What happened

Shares of Carrizo Oil & Gas (NASDAQ:CRZO) plunged in December, falling 34% for the month, according to data provided by S&P Global Market Intelligence. Driving the oil company's sell-off was another big drop in the price of crude oil and an analyst downgrade.

So what

Oil prices continued their steep descent last month, falling another 9%. That put crude down 19% for the year and 40% off its peak in October. The main weight was worries that oil supplies would rise faster than demand, which would cause crude to pile up in storage.

Pump jack backlit by the setting sun after the rain.

Image source: Getty Images.

The sell-off in the oil market hit Carrizo Oil & Gas hard because its balance sheet isn't as strong as that of most rivals. While the company has pushed its leverage ratio down from a worrisome level of more than 4.0 times in early 2017 to a more comfortable sub-2.0 times by the third quarter of 2018 thanks to asset sales and higher oil prices, that's still well above the 1.0- to 1.5-times comfort zone of most rivals. 

The company had hoped to use the cash flows produced at higher oil prices to continue reducing its debt level as well as funding new wells. However, with crude crashing, the company's leverage will likely rise, which will hinder its ability to finance growth. The impact lower oil prices will have on its operations is the reason analysts from J.P. Morgan downgraded Carrizo's stock last month from neutral to underweight.

Now what

Carrizo Oil & Gas thought that it could ride the cash flows from higher oil prices to expand its production at a 10% to 20% compound annual growth rate while also reducing leverage and repurchasing stock.
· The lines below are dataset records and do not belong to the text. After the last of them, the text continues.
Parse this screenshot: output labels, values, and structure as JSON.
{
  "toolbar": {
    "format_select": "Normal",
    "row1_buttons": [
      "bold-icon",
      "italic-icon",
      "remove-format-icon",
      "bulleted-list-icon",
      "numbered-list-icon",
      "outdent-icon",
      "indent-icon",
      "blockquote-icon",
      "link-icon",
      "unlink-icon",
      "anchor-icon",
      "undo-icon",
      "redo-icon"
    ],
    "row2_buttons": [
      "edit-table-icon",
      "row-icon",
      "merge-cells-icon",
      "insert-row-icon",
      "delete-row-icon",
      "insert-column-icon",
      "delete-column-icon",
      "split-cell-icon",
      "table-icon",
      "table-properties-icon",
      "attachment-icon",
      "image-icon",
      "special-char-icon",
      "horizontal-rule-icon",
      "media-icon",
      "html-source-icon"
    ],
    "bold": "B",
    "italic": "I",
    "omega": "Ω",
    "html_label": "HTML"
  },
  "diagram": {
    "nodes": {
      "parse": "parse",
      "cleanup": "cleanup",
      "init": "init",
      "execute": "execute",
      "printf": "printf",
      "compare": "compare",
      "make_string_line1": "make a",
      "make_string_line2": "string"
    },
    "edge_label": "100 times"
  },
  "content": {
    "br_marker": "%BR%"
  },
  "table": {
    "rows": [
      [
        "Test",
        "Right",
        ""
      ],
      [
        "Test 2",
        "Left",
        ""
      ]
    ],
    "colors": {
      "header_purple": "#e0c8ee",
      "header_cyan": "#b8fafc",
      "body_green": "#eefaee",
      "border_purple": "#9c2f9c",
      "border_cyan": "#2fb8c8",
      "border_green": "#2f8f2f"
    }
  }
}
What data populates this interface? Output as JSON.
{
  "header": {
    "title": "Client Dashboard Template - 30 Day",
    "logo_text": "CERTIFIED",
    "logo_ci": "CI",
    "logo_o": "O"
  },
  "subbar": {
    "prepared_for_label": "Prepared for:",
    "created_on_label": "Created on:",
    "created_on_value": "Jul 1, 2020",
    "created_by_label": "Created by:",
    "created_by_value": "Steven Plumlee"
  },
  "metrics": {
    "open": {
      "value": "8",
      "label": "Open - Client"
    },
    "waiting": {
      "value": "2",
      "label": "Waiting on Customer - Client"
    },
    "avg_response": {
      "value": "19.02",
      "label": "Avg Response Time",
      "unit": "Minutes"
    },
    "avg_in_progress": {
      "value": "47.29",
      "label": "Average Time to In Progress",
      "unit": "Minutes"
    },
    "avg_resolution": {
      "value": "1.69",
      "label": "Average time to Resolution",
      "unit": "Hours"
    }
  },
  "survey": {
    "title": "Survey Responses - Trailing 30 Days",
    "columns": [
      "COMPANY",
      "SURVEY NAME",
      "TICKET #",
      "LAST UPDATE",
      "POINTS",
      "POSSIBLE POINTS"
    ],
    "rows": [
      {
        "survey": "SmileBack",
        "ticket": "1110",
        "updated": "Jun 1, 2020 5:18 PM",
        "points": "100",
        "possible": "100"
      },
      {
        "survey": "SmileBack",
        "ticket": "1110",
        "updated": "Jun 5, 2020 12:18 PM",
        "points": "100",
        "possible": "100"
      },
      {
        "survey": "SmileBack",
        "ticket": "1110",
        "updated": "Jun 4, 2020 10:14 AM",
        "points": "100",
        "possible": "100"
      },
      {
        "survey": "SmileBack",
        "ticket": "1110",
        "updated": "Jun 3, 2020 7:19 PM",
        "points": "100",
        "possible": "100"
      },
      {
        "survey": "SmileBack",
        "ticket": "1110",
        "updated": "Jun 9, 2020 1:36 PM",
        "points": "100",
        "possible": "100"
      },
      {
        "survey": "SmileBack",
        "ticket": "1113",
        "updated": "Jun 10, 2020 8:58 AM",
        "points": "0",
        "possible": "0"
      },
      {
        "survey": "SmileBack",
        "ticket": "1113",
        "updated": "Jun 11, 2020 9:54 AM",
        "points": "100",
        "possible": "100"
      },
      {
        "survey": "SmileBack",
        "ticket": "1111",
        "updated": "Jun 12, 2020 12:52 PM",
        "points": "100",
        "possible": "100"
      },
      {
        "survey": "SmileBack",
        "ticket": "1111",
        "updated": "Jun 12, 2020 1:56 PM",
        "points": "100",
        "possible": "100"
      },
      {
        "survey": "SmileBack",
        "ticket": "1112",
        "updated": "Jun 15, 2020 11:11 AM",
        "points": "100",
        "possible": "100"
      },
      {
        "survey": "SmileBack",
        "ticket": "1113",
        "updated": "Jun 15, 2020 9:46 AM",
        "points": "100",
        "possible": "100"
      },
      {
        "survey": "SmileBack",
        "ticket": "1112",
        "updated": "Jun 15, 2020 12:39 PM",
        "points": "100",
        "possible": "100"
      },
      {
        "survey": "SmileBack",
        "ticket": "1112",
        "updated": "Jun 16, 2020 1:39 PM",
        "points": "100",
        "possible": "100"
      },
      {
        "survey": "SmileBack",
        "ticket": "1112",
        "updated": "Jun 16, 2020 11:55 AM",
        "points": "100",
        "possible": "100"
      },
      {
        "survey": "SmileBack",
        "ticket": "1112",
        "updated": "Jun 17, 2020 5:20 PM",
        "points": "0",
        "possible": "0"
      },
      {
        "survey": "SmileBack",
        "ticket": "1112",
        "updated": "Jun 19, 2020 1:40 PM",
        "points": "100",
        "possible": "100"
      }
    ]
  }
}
However, with crude crashing, the company's finances will tighten significantly, impacting its ability to create value for investors. That's why they should avoid oil stocks like Carrizo and instead consider those better positioned to handle lower oil prices.

Matthew DiLallo has no position in any of the stocks mentioned. The Motley Fool has no position in any of the stocks mentioned. The Motley Fool has a disclosure policy.